But sadly, the computer screen has itself also succumbed to the crude gestures of performance. Of course, what is really disturbing is that these often careless and trivial gestures seem to be linked to and transformed into the norms and forms of parametric culture. The parametric computer generated diagram has now supplanted the hand drawn sketch. But the performance around the screen is little different. It’s like in front of these screens everything is new again and the sketches and biomorphic forms of Frederik Kiesler, Pascal Hausermann, Chanaec and Archigram never existed.


 The sketch has been supplanted by the printout of a generic and outlined parametric diagram usually with a honeycombed or diatomic, geometry. All you have to do is use the computer to fill in the detail between the lines. Its called form-finding optimisation. What would happen, if Scarpa-like, you started designing from the parametric details up rather than from an overall all outline down?

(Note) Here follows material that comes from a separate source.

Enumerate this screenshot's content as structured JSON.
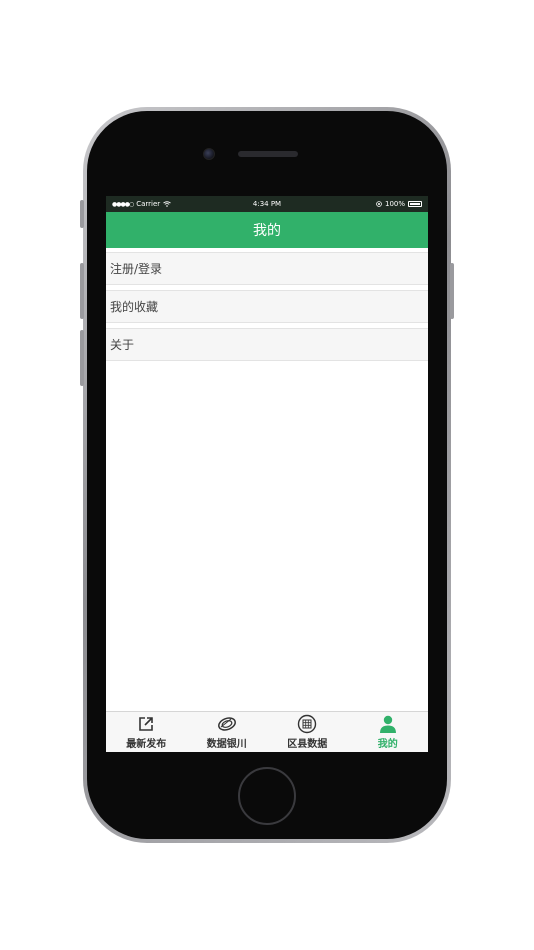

Working in an office or studio and having to watch this performance is excruciating. It really is. I think drawing is both an analytical, investigative and generative tool. The best design architects know this. They know when to employ a hand sketch or drawing, employing different modes. They are interested in the design and not the flourish and the poetic mystery of the performance. They work to produce a design once the sketch is done. The initial sketch generates further sketches. The original sketch is not enshrined as art representative of male genius. Less infantile architects use drawings to observe as well as solve problems and develop a design. Simply put, design drawing and sketching is work. 

Yellowtrace fiddling

Once built you can tell the buildings that have been designed via this type of yellow traced performance. You can see the little tweaks and fiddles that have been added to the Revit or Microstation model. The adjustment and shifts in facades and window elevations. The added bits of architectural figuration. The big ideas, first conceived as sketches, that remain as vestiges in the built form, around which an underling has desperately tacked on the rest of the spaces. The shaping and skewing of plans that are knee jerk reactions to the immediate urban or heritage context. The problem is you have to walk through this slop.

Maybe that’s why I like Rossi’s drawings because they are the same elements and forms repeated and re-presented over and over again. Rossi’s drawings are in obvious contrast to those architects who create poetic art each time the squirt the graphite onto the yellow. Maybe thats why Rossi writes about the process of “forgetting architetcure.” John Hedjuk’s drawings represent a different and more subtle kind of poetry than the crude performances described above. There is a humility in the best architectural drawings and design sketches where it is less about the gesture and the performance in place of an almost animistic presence in the drawing itself. Hedjuk’s sketches contain an Archipelago of ideas not content or seduced by their own gestures of making. I think that there is a kind of frenetic desperation in Hedjuk’s, or even perhaps Alvaro Siza’s, sketches. At least Siza looks like he is trying to work some things out. But, the performers and actors in architecture always make it look oh so easy and individuated to their own personality.


I am not sure if this is true but, I always had the idea that the great, and syphilitic, architect Adolf Loos burnt all his papers and drawings. I think that to forget architecture is probably best and most courageous thing any architect can do. All architects have to do that at some point.